Now that’s not to say that inner city kids read Superman comics or have a vast knowledge about the actually stories of the character. But they do understand the archetype: that of untouchable invincibility in the face of odds that would overwhelm mere mortals.
In truth, I think these people are the ones who understand Superman most, even if they’ve never cracked open a comic book. Our world has always been a complex one, but there’s no doubt in the past few years the intricacies of the mad, mad world have exploded with the advent of the digital age. We demand more, as people. We demand more complexity, higher realms of thought, more pathos, more back story, more ambiguity, more everything. And I think that’s what’s truly at the heart of this idea that Superman means nothing to anybody. What they’re really trying to say is that there is no place in this modern world for a person who represents such simple terms and goodness, and honesty and integrity and hope.

But in reality, these great heroes like Arthur and Hercules and Gilgamesh and Moses, they serve a purpose. They offer solace to the beleaguered, hope to the oppressed, a guide to the lost…as long as there is unfairness, neglect, murder, rape, war, atrocity—as long as kids are shot in drive bys on the streets of L.A. and grow up in poverty in the slums of the Dominican Republic. As long as peoples slaughter other peoples based on nothing more than how they look. As long as fathers beat wives and mother’s abandon children and good men get fired for standing up to their bosses and brave men die for their countries, the fact of the matter is, Superman will remain necessary. Because we need him.

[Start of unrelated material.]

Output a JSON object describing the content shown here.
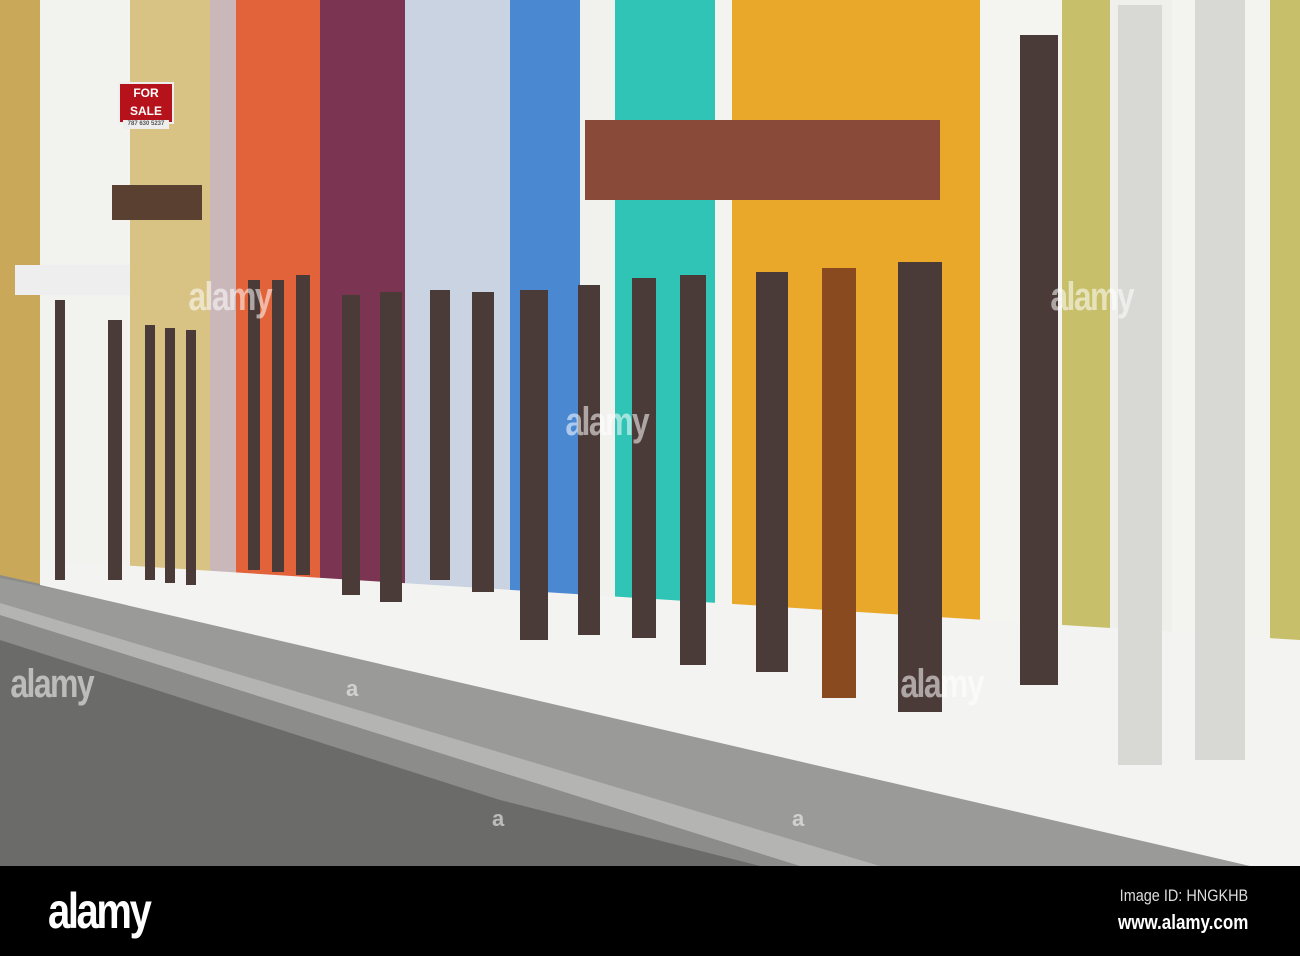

And due to the omnipresence of the digital age, everyone can have him. He finds himself in the unique position of being the first cultural hero to be propagated beyond the borders of his creation. There’s a reasons his symbol is one of the most recognized on Earth. He's no longer an American hero. He's the world's hero.

And yes we need the Batman’s and the Wolverines, and the Hotel Rwandas and the A Separations of the world. There’s no doubt of their purpose they serve. They show us what we have to fix; they show the world as it is, and why we cannot rest in making it better.

But we also need Superman. To show us where we have succeeded. To show us where we are true. To show us what we could become, if we wanted.

The cape means something. The invincibility means something. That crazy red “S” means something.

And so, Mr. Landis, I must respectfully disagree.

People do care about Superman.

Whether they know it or not.

Until next time,

Mr. E

1 comment:

  1. Ahhhh this one. This post is great and gets at the heart of something I am so passionate about. I am actually hoping to write my undergrad senior thesis in philosophy on the relation of narrative to truth... hopefully focusing on the archetypes and story arcs that we love so well. Keep on keeping on!